Ms Gloria Gyamea, a Physiotherapist at the Orthopedic Training Centre (OTC), Nsawam, has called on the Ghana Education Service to urgently ensure that children with cerebral palsy are admitted into mainstream schools
She said: “As a physiotherapist, the first recommendation I make to parents is to tell them to send their children to mainstream school, but most of the children return to me disappointed that their children have been refused admission.”
“I have a list of about 250 parents with cerebral palsy children who have been refused admission into pre-school simply because they have cerebral palsy,” Ms Gyamea said.
She became aware of the problem when OTC organized a workshop for parents and care givers of cerebral palsy children to enhance their knowledge on CP management.
Ms Gyamea said that usually when children with cerebral palsy are admitted into mainstream schools they pick up developmental skills quickly and it further enhances their development.
“I have a nephew with cerebral palsy who went to mainstream school and walked just after the third term,” she said.
She went on to explain how children with CP see others walk and engage in other activities, and they feel motivated and pushed to also engage.
She urged the Ghana Education service to treat this issue as an urgent one to avoid wasting time and possibly causing much harm to cerebral palsy.
“Ghana Education Service please tell us where we can put children with CP, should we continue to hide them indoors.”
Ms Naomi Adumea Asante, an educationist, who expressed passion about the issue of admitting children with cerebral palsy into mainstream school, said it is an issue which government should treat as urgent.
She noted that every teacher who has gone through the training college knows a bit about special education, however, they do not put those skills to use.
“I am particularly worried about the so-called Montessori springing up and charging huge fees and yet refuse children with cerebral palsy admission or do not treat them well when they are in their schools.”
Ms Adumea Asante said depending on the severity of cerebral palsy, a child could get worse if he/she is put in a special schools. Even when parents send these children to specials schools they are shown a long list of people waiting to be admitted.

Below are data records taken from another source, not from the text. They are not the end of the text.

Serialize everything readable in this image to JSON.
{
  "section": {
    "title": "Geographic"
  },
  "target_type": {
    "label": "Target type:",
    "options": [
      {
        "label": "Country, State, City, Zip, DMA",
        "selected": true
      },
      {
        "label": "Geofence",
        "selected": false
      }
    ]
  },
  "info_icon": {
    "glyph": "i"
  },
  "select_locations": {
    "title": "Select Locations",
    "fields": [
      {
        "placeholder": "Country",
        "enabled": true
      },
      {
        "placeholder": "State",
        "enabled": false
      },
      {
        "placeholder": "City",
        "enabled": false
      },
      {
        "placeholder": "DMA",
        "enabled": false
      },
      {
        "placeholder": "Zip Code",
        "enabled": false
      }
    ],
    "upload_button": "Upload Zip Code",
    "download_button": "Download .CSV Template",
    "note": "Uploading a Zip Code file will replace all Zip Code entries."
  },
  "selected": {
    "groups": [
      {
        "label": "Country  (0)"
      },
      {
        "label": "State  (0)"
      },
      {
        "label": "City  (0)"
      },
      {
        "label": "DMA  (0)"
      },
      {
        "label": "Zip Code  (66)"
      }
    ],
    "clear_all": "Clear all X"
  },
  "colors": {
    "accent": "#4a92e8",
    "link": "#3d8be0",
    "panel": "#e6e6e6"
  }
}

Mrs Hannah Awadzi, Initiator of the Special Mothers Project, an advocacy and awareness creation programme on cerebral palsy, expressed her own concerns:
“I have seen a lot of mothers who say that their children with cerebral palsy, even though intelligent, are kept home because schools don’t accept them.”
She expressed surprise that even with the launch of the Inclusive Education Policy, nothing seems to be happening, and said she hoped that government paid more attention to such issues.
“Many educated parents with children who have cerebral palsy are forced to stop work and stay at home to take care of their children, but how then can they take care of the children when they earn nothing and when taking care of these children involved a lot of money, “ Mrs Awadzi added